### Exercise requirements
Among the records, find the lines that hold the string "detection" and return them.

### Information supplied
"""
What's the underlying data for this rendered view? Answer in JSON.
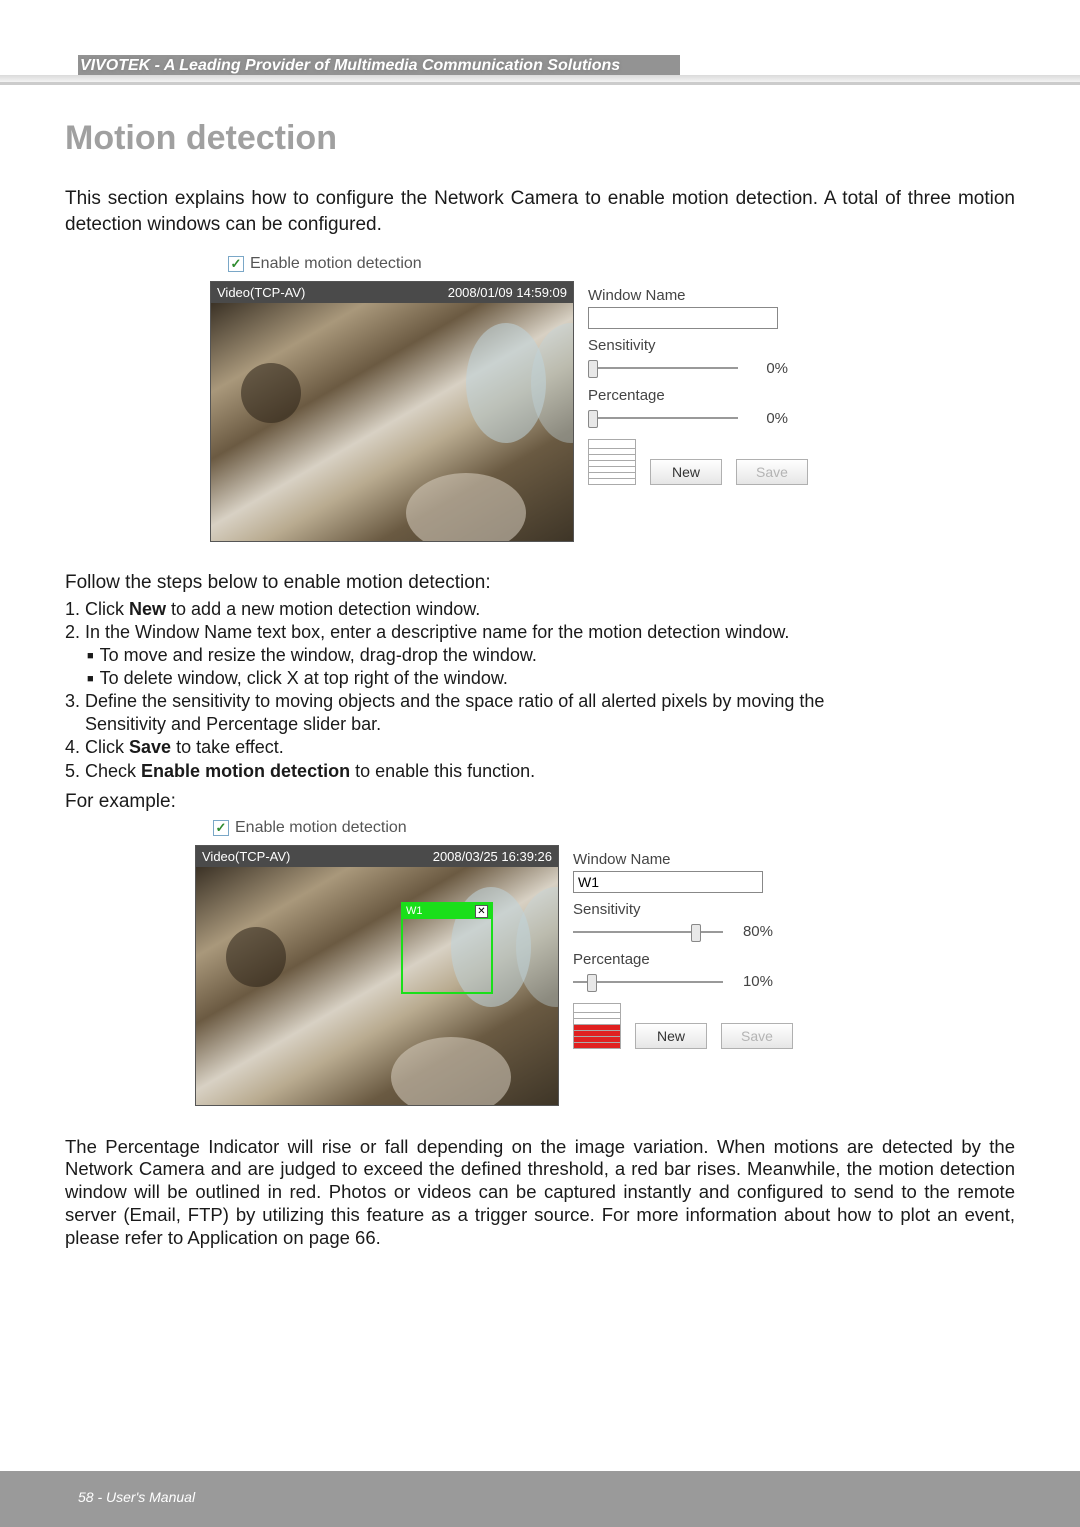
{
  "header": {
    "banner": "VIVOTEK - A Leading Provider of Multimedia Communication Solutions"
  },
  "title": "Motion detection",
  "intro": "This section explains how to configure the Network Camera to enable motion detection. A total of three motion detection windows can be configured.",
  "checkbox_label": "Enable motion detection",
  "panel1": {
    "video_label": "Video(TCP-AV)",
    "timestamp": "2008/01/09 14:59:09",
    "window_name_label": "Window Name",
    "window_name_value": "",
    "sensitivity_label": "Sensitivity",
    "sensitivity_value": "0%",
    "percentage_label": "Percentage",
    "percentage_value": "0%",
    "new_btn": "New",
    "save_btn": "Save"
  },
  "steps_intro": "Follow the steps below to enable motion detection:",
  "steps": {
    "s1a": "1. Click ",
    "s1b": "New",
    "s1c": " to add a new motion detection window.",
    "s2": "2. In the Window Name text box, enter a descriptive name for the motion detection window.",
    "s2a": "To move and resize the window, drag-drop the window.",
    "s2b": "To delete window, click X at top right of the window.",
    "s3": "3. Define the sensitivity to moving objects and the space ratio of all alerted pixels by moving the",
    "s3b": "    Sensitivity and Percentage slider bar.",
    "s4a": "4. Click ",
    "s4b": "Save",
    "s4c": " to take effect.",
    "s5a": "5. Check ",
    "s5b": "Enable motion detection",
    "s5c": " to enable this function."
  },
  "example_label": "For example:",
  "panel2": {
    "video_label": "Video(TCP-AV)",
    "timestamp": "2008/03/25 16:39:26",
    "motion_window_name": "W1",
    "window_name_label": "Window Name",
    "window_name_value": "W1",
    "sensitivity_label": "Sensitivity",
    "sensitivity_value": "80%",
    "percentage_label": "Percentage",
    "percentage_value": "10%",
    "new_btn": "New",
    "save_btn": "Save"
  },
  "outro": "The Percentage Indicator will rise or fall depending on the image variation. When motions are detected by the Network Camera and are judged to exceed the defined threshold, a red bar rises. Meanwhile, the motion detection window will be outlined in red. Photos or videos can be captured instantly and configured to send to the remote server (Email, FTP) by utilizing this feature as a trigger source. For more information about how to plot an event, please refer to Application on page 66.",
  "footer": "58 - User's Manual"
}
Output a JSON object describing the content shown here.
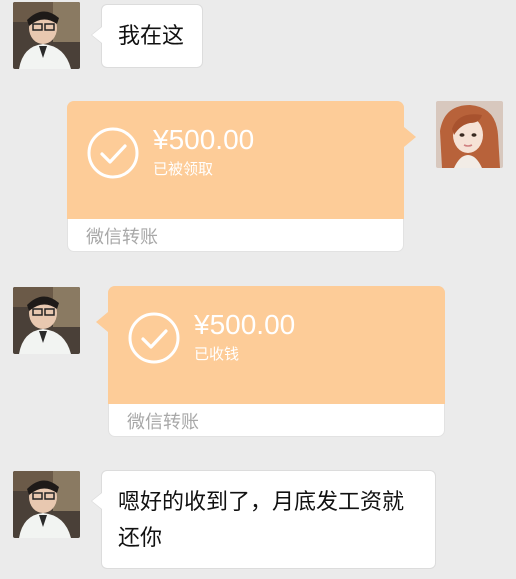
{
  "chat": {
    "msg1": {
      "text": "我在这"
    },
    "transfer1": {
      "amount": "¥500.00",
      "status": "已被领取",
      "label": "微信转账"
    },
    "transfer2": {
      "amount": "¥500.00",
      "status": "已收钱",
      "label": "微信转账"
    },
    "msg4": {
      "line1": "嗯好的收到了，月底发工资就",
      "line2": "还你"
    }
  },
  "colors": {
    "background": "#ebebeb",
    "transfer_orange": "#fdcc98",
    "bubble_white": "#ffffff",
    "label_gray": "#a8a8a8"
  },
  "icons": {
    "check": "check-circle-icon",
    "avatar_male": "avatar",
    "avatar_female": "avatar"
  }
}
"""
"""
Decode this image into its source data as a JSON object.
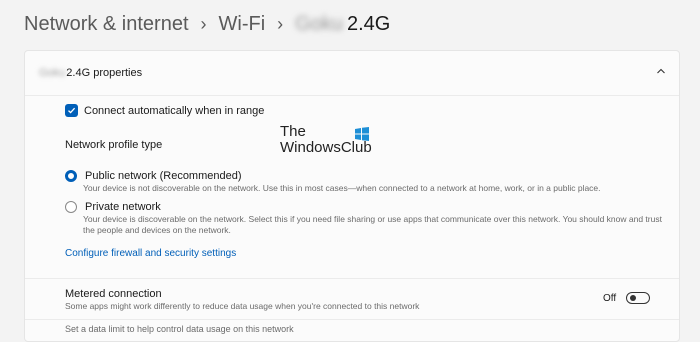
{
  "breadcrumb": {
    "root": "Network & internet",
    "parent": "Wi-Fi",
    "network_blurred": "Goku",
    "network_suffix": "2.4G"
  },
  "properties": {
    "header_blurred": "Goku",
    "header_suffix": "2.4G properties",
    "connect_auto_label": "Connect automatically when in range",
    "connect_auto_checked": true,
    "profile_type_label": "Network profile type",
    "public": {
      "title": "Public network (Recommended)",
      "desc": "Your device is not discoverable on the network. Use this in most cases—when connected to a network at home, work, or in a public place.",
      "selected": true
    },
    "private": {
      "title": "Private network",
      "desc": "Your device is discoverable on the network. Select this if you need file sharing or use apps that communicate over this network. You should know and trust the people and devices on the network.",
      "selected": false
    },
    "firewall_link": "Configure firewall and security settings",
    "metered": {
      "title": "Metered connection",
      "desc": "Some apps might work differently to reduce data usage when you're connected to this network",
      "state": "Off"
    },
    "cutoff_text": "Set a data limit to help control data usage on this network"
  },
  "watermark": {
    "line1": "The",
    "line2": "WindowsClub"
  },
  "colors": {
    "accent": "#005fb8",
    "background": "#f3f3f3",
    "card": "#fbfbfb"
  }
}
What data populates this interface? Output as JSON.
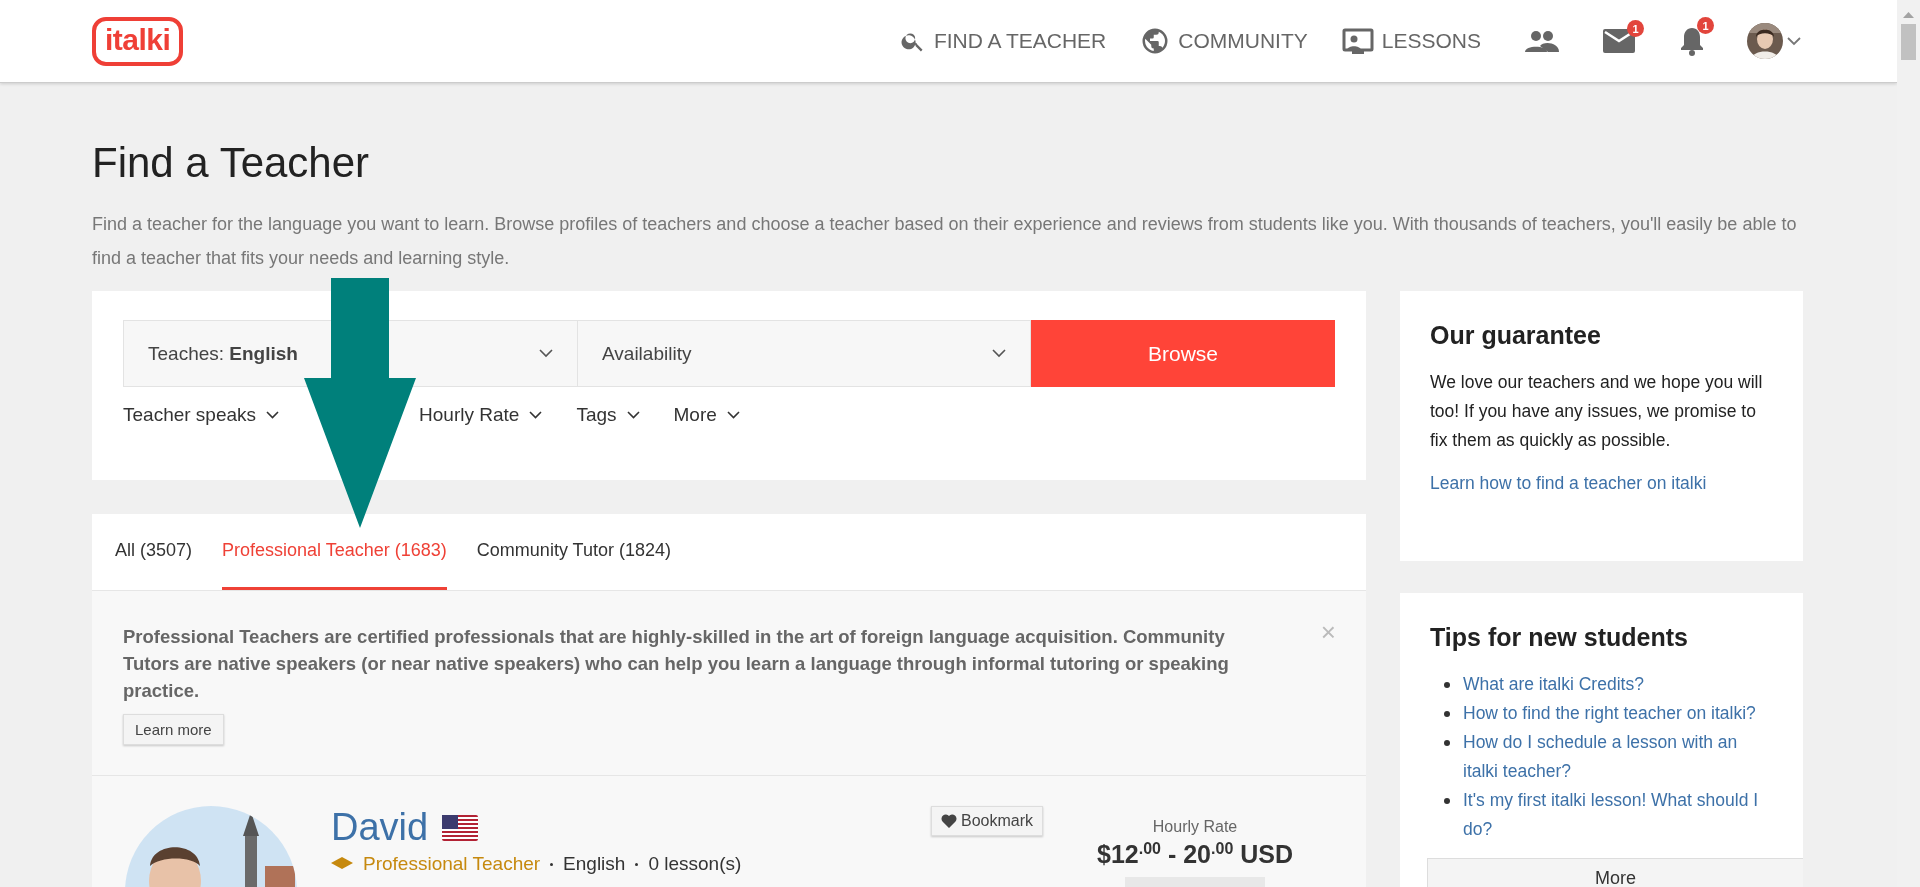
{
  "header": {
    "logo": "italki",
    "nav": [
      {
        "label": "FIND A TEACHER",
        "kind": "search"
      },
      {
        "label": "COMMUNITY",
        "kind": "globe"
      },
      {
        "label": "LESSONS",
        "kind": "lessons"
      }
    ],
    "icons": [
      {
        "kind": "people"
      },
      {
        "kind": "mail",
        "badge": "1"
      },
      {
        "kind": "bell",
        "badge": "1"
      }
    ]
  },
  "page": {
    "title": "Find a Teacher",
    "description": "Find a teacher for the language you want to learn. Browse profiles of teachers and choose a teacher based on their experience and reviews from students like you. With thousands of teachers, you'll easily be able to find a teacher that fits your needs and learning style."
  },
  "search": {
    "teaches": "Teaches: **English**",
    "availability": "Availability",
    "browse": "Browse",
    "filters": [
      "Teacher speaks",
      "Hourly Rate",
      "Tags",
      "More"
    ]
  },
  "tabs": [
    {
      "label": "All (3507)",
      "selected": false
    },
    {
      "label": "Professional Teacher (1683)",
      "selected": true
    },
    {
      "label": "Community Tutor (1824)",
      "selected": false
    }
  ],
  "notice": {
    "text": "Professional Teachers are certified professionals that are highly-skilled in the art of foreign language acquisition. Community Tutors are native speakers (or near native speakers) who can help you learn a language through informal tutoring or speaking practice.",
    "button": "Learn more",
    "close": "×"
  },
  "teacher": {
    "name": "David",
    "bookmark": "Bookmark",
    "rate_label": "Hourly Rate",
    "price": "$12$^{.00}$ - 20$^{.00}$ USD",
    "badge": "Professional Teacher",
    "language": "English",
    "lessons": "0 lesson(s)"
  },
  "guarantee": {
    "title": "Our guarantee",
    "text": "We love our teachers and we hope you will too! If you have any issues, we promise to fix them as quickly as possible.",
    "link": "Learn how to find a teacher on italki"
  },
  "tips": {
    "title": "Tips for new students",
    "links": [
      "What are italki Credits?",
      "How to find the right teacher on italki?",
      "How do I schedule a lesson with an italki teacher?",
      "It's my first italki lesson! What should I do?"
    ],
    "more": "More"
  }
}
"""
### Reply to the exercise
  "title": "Motion detection",
  "intro": "This section explains how to configure the Network Camera to enable motion detection. A total of three motion detection windows can be configured.",
  "checkbox_label": "Enable motion detection",
  "steps_intro": "Follow the steps below to enable motion detection:",
    "s1c": " to add a new motion detection window.",
    "s2": "2. In the Window Name text box, enter a descriptive name for the motion detection window.",
    "s5b": "Enable motion detection",
  "outro": "The Percentage Indicator will rise or fall depending on the image variation. When motions are detected by the Network Camera and are judged to exceed the defined threshold, a red bar rises. Meanwhile, the motion detection window will be outlined in red. Photos or videos can be captured instantly and configured to send to the remote server (Email, FTP) by utilizing this feature as a trigger source. For more information about how to plot an event, please refer to Application on page 66.",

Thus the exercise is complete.